JIM LEHRER: Listen to this Safire...
MARK SHIELDS: "...the reason that George McGovern was running was so that Ted Kennedy could get into the race because Pat Lucy, the Democratic governor of Wisconsin, endorsed George McGovern, that was proof he was a stalking horse for Ted Kennedy..."
He's the stalking horse for nobody. I've never heard more genuine buzz about anybody who's never been a candidate before than I have about Wesley Clark. And I think it shows a couple of things about Democrats. First is the Democrats are concerned about that commander in chief, national security that's the one area where Republicans still enjoy a big edge over Democrats heading into this campaign. It's the only area. And secondly, and Wesley Clark certainly meets that.
Secondly, the fact, Jim, that there are, in addition to the commander-in-chief, that this is not a guy, obviously, who's afraid of swimming against the tide. He admitted that he voted for Richard Nixon, he admitted he voted for Ronald Reagan. He admitted that he voted for George Bush, the first. He became a Democrat in 1992 to support Bill Clinton, which he makes him the only white southern male who joined the Democratic Party since 1992.
JIM LEHRER: So you think it could have an impact? It just throws everything out?
MARK SHIELDS: I think it does. The question is: Who's going to emerge as the non-Dean, not the anti-Dean, the non-Dean. I think he's probably a threat to those who revive that. Howard Dean is the front-runner in Iowa and New Hampshire. Those are the only two states that count.
JIM LEHRER: Finally Bill, an issue that I know that's keen to you. The Senate followed the House this week and voted to overturn the FCC rules on media ownership. Why has that issue so many people with so many diverse views coalesced behind this?
WILLIAM SAFIRE: There has never been such a strange bed fellowship as the National Association for Women on one side and the Family Protection Association on the other.
It's wonderful to see the libertarians in this country rise up and say, "the constant agglomeration and concentration of power in the large media companies and the buying up of television and radio stations by national organizations is wrong." And there's a basic suspicion that people have of big government and big media. And I wrote a piece about this and banged my spoon against the high chair, and I never saw so many e-mails. And the same thing has happened in the Congress. And the White House, if Bush makes this his first veto, backing up the FCC and its "anything goes" attitude, that'll be a tremendous mistake.

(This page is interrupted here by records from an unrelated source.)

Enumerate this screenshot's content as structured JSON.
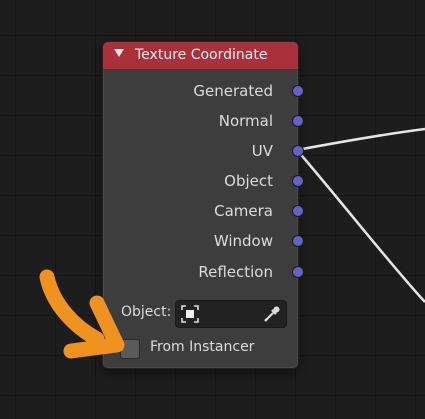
{
  "node": {
    "title": "Texture Coordinate",
    "outputs": [
      {
        "label": "Generated"
      },
      {
        "label": "Normal"
      },
      {
        "label": "UV"
      },
      {
        "label": "Object"
      },
      {
        "label": "Camera"
      },
      {
        "label": "Window"
      },
      {
        "label": "Reflection"
      }
    ],
    "object_label": "Object:",
    "object_value": "",
    "from_instancer_label": "From Instancer",
    "from_instancer_checked": false
  },
  "colors": {
    "header": "#a8313c",
    "socket": "#6363c7",
    "node_body": "#3d3d3d",
    "background": "#1d1d1d",
    "annotation_arrow": "#f0921f"
  },
  "icons": {
    "collapse": "triangle-down-icon",
    "object": "object-icon",
    "eyedropper": "eyedropper-icon"
  }
}
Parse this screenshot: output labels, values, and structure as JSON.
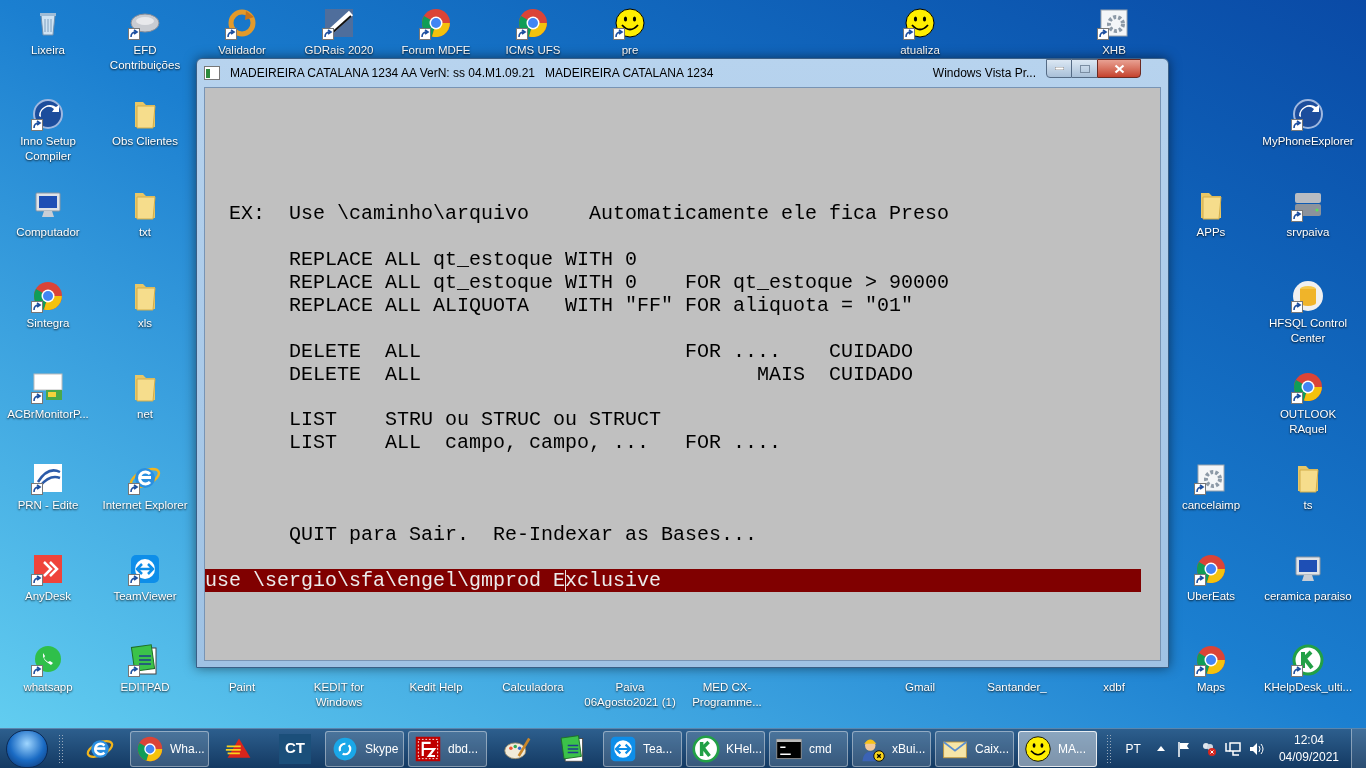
{
  "desktop_icons": [
    {
      "label": "Lixeira",
      "kind": "recycle",
      "shortcut": false
    },
    {
      "label": "EFD Contribuições",
      "kind": "disc",
      "shortcut": true
    },
    {
      "label": "Validador",
      "kind": "ring",
      "shortcut": true
    },
    {
      "label": "GDRais 2020",
      "kind": "bluesquare",
      "shortcut": true
    },
    {
      "label": "Forum MDFE",
      "kind": "chrome",
      "shortcut": true
    },
    {
      "label": "ICMS UFS",
      "kind": "chrome",
      "shortcut": true
    },
    {
      "label": "pre",
      "kind": "smiley",
      "shortcut": true
    },
    {
      "label": "atualiza",
      "kind": "smiley",
      "shortcut": true
    },
    {
      "label": "XHB",
      "kind": "gear",
      "shortcut": true
    },
    {
      "label": "Inno Setup Compiler",
      "kind": "bluecircle",
      "shortcut": true
    },
    {
      "label": "Obs Clientes",
      "kind": "folder",
      "shortcut": false
    },
    {
      "label": "MyPhoneExplorer",
      "kind": "bluecircle",
      "shortcut": true
    },
    {
      "label": "Computador",
      "kind": "computer",
      "shortcut": false
    },
    {
      "label": "txt",
      "kind": "folder",
      "shortcut": false
    },
    {
      "label": "APPs",
      "kind": "folder",
      "shortcut": false
    },
    {
      "label": "srvpaiva",
      "kind": "drive",
      "shortcut": true
    },
    {
      "label": "Sintegra",
      "kind": "chrome",
      "shortcut": true
    },
    {
      "label": "xls",
      "kind": "folder",
      "shortcut": false
    },
    {
      "label": "HFSQL Control Center",
      "kind": "database",
      "shortcut": true
    },
    {
      "label": "ACBrMonitorP...",
      "kind": "greenbox",
      "shortcut": true
    },
    {
      "label": "net",
      "kind": "folder",
      "shortcut": false
    },
    {
      "label": "OUTLOOK RAquel",
      "kind": "chrome",
      "shortcut": true
    },
    {
      "label": "PRN - Edite",
      "kind": "arcs",
      "shortcut": true
    },
    {
      "label": "Internet Explorer",
      "kind": "ie",
      "shortcut": true
    },
    {
      "label": "cancelaimp",
      "kind": "gear",
      "shortcut": true
    },
    {
      "label": "ts",
      "kind": "folder",
      "shortcut": false
    },
    {
      "label": "AnyDesk",
      "kind": "anydesk",
      "shortcut": true
    },
    {
      "label": "TeamViewer",
      "kind": "teamviewer",
      "shortcut": true
    },
    {
      "label": "UberEats",
      "kind": "chrome",
      "shortcut": true
    },
    {
      "label": "ceramica paraiso",
      "kind": "computer",
      "shortcut": false
    },
    {
      "label": "whatsapp",
      "kind": "whatsapp",
      "shortcut": true
    },
    {
      "label": "EDITPAD",
      "kind": "notepad",
      "shortcut": true
    },
    {
      "label": "Paint",
      "kind": "covered",
      "shortcut": false
    },
    {
      "label": "KEDIT for Windows",
      "kind": "covered",
      "shortcut": false
    },
    {
      "label": "Kedit Help",
      "kind": "covered",
      "shortcut": false
    },
    {
      "label": "Calculadora",
      "kind": "covered",
      "shortcut": false
    },
    {
      "label": "Paiva 06Agosto2021 (1)",
      "kind": "covered",
      "shortcut": false
    },
    {
      "label": "MED CX-Programme...",
      "kind": "covered",
      "shortcut": false
    },
    {
      "label": "Gmail",
      "kind": "covered",
      "shortcut": false
    },
    {
      "label": "Santander_",
      "kind": "covered",
      "shortcut": false
    },
    {
      "label": "xdbf",
      "kind": "covered",
      "shortcut": false
    },
    {
      "label": "Maps",
      "kind": "chrome",
      "shortcut": true
    },
    {
      "label": "KHelpDesk_ulti...",
      "kind": "khelp",
      "shortcut": true
    }
  ],
  "window": {
    "title": "MADEIREIRA CATALANA 1234 AA VerN: ss 04.M1.09.21   MADEIREIRA CATALANA 1234",
    "title_right": "Windows Vista Pr...",
    "screen_lines": [
      {
        "text": "  EX:  Use \\caminho\\arquivo     Automaticamente ele fica Preso"
      },
      {
        "text": "       REPLACE ALL qt_estoque WITH 0"
      },
      {
        "text": "       REPLACE ALL qt_estoque WITH 0    FOR qt_estoque > 90000"
      },
      {
        "text": "       REPLACE ALL ALIQUOTA   WITH \"FF\" FOR aliquota = \"01\""
      },
      {
        "text": "       DELETE  ALL                      FOR ....    CUIDADO"
      },
      {
        "text": "       DELETE  ALL                            MAIS  CUIDADO"
      },
      {
        "text": "       LIST    STRU ou STRUC ou STRUCT"
      },
      {
        "text": "       LIST    ALL  campo, campo, ...   FOR ...."
      },
      {
        "text": "       QUIT para Sair.  Re-Indexar as Bases..."
      }
    ],
    "command_line": {
      "value": "use \\sergio\\sfa\\engel\\gmprod Exclusive",
      "caret": {
        "level": 0.7895
      }
    }
  },
  "taskbar": {
    "items": [
      {
        "kind": "ie",
        "selected": false
      },
      {
        "kind": "chrome",
        "label": "Wha...",
        "selected": false
      },
      {
        "kind": "triangle",
        "selected": false
      },
      {
        "kind": "ct",
        "icon_text": "CT",
        "selected": false
      },
      {
        "kind": "skype",
        "label": "Skype",
        "selected": false
      },
      {
        "kind": "filezilla",
        "label": "dbd...",
        "selected": false
      },
      {
        "kind": "palette",
        "selected": false
      },
      {
        "kind": "notepad",
        "selected": false
      },
      {
        "kind": "teamviewer",
        "label": "Tea...",
        "selected": false
      },
      {
        "kind": "khelp",
        "label": "KHel...",
        "selected": false
      },
      {
        "kind": "cmd",
        "label": "cmd",
        "selected": false
      },
      {
        "kind": "worker",
        "label": "xBui...",
        "selected": false
      },
      {
        "kind": "mail",
        "label": "Caix...",
        "selected": false
      },
      {
        "kind": "smiley",
        "label": "MA...",
        "selected": true
      }
    ],
    "language": "PT",
    "time": "12:04",
    "date": "04/09/2021"
  }
}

JIM LEHRER: I don't have to ask, Mark, to know because I don't have time to ask Mark. I just know you agree with everything Bill just said.
MARK SHIELDS: Ninety-seven percent of what he said I do totally agree with.
JIM LEHRER: The other three percent we'll pick up next week.
MARK SHIELDS: We'll pick it up next week.
JIM LEHRER: Okay, thank you both very much.